The report, which Toldson authored with Chance W. Lewis, Ph.D., was released this week at the Democratic National Convention at an event attended by members of Congress, school superintendents, academics and conventional delegates. It's one part of an effort by the Congressional Black Caucus' Black Male Achievement Research Collective to share research that "provides social contest and counter-narratives to the pervasively negative statistics used to characterize black men and boys in the United States," by fact-checking popular reports about black male failures, placing them in context and redirecting the focus of discussion about them from problems to solutions.

Toldson says that this particular project was inspired in part by 2012 Department of Education CRDC data (PowerPoint) showing staggering opportunity gaps between black and white children in American schools. He calls the "Challenge the Status Quo" content -- analysis of national data, versus speculation, about black male achievement, plus concrete proposals for solutions -- "a challenge to all who care about black children to take an active role in resolving the very specific problems with the way education is delivered to them."

Just one example of those specific problems has to do with minority kids’ preparedness for college. According to the CRDC report, 40 percent of the public schools with the highest black and Latino enrollment in Prince George's County, Md., do not offer algebra II. Meanwhile, the University of Maryland-College Park requires not only algebra II but also at least one year of mathematics education beyond it. 

That, Toldson says, means "some public institutions in Maryland, through omission and negligence, collude to deny thousands of black, Latino and some white students the right to attend the state's flagship university."

He says that the institutional problem with race and college preparedness hit home for him when he realized that his own high school eliminated its physics course offering shortly after he graduated, meaning that had he been just a couple of years younger, he wouldn't have qualified to attend his alma mater, Louisiana State University.

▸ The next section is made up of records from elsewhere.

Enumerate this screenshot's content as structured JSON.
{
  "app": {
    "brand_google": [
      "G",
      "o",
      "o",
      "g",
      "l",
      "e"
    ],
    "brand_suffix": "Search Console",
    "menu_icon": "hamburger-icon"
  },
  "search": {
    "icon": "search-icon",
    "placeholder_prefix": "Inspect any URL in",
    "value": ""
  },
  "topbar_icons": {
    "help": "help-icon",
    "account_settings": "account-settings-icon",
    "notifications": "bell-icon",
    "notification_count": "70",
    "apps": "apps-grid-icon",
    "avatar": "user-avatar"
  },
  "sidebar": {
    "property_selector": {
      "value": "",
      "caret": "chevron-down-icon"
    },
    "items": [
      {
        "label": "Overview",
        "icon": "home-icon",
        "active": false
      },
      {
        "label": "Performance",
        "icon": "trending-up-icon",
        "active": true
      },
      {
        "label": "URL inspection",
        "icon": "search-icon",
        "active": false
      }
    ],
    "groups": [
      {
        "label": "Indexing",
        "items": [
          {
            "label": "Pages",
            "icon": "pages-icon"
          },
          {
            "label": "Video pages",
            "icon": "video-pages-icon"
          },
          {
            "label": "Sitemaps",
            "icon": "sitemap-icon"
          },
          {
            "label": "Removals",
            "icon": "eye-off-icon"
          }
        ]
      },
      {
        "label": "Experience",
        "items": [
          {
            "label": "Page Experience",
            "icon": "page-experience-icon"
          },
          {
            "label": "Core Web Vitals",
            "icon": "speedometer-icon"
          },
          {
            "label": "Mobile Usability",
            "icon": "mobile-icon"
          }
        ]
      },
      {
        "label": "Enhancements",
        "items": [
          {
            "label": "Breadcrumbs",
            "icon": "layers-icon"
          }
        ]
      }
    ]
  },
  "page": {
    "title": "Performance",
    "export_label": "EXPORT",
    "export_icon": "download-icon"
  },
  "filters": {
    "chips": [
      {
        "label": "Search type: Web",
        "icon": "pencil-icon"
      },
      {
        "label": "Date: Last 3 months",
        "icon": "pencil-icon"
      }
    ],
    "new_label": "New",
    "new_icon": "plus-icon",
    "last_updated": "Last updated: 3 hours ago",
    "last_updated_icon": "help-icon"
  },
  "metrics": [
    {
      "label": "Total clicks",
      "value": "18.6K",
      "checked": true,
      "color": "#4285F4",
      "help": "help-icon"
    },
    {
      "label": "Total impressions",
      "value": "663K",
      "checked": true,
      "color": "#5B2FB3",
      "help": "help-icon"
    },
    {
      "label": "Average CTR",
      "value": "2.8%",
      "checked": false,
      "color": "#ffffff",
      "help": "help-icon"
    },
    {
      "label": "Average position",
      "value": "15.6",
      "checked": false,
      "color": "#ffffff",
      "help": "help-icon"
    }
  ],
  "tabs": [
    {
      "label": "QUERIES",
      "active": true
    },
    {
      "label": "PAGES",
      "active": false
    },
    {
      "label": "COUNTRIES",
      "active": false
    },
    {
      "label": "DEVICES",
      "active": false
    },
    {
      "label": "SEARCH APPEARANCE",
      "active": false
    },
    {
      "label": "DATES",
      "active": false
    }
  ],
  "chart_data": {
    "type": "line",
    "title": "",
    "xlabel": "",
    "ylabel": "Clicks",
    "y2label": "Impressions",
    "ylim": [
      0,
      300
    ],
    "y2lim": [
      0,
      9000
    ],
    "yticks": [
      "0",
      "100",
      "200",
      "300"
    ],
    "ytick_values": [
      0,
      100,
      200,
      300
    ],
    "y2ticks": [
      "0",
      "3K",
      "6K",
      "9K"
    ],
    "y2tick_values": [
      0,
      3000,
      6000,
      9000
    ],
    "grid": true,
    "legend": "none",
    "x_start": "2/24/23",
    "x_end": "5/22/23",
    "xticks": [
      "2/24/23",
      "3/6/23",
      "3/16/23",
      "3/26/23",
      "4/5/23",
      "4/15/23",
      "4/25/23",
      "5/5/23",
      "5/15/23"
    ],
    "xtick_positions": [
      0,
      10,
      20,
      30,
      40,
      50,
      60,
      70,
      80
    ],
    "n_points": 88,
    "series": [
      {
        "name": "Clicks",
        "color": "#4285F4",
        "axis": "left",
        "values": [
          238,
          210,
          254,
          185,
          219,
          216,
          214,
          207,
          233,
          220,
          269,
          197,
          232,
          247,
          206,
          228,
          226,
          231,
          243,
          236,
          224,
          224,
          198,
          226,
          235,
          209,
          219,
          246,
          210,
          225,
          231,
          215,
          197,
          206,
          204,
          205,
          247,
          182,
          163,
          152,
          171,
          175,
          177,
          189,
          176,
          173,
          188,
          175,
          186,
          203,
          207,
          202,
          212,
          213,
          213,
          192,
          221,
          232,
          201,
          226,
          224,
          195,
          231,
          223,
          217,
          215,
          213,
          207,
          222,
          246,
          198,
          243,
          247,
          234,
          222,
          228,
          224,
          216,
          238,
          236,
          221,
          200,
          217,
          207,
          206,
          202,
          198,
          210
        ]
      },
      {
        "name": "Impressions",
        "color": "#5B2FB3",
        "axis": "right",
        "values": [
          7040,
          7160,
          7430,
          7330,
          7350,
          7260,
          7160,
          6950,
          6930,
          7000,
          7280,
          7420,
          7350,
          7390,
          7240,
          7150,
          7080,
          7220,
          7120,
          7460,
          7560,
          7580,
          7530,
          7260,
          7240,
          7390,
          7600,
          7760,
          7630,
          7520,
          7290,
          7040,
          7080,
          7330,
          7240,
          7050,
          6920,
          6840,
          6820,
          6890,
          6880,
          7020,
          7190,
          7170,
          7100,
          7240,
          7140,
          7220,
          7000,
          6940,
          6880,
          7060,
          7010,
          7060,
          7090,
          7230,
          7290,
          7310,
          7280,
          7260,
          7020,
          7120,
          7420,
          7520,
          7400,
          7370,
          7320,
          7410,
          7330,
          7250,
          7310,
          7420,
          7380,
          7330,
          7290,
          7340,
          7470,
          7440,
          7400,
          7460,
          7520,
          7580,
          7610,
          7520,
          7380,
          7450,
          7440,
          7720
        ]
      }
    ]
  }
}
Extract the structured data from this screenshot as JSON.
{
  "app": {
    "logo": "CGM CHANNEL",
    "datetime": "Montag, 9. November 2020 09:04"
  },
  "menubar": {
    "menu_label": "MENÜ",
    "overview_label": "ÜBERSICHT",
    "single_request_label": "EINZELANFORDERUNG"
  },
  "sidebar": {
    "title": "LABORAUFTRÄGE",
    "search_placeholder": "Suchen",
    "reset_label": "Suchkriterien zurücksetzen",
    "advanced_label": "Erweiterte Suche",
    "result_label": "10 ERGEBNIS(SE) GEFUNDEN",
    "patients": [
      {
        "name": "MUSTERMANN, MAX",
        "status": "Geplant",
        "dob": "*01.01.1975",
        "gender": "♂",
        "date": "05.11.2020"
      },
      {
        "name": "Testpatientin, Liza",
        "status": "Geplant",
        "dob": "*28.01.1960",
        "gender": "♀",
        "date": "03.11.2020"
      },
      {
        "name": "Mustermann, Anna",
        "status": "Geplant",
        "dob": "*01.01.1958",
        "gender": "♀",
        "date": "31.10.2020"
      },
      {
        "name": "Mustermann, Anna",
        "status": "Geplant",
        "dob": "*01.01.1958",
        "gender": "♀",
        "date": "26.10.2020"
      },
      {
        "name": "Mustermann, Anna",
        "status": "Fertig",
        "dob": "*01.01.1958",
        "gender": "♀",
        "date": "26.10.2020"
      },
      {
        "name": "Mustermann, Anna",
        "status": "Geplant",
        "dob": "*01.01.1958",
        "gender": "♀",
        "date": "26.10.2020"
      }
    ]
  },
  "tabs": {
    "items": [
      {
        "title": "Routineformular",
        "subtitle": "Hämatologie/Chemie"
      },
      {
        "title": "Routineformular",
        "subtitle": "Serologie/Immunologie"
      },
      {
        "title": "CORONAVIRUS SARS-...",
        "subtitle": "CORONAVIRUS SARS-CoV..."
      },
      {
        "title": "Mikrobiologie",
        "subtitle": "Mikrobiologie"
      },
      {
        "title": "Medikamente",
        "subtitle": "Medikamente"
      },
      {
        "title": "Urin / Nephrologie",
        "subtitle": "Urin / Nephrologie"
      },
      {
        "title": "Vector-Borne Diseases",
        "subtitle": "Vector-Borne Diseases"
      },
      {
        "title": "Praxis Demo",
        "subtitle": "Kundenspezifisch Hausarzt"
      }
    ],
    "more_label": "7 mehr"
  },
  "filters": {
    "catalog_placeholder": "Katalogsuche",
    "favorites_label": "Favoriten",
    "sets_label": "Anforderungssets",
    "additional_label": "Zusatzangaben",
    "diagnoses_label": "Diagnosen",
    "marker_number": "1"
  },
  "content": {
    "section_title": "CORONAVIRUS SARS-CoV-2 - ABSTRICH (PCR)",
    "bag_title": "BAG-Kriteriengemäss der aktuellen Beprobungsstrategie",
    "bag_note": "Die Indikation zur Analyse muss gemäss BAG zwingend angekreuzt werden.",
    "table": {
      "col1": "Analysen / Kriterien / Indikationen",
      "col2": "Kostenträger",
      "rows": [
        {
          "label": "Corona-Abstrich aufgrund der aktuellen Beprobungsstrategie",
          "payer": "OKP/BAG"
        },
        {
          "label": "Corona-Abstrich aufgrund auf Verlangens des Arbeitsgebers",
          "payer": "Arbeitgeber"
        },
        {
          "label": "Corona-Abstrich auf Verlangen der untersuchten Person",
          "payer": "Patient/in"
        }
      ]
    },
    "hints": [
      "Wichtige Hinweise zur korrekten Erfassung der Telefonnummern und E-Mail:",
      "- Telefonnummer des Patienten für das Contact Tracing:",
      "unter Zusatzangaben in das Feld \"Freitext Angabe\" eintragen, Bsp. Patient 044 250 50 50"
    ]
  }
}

That, like many elements of the problems with black male achievement, has nothing to do with individual motivation, home life or cultural norms. The data, Toldson explains, "clearly demonstrate that the problem is institutionalized," making the DNC -- packed with policymakers whose collaboration will be needed to address the issues uncovered in the reports -- an appropriate place to unveil this new analysis of it.

Additional issues raised by the report include race-related gaps in teacher preparation, compensation and discipline, as well as how black boys without disabilities end up in special education classes.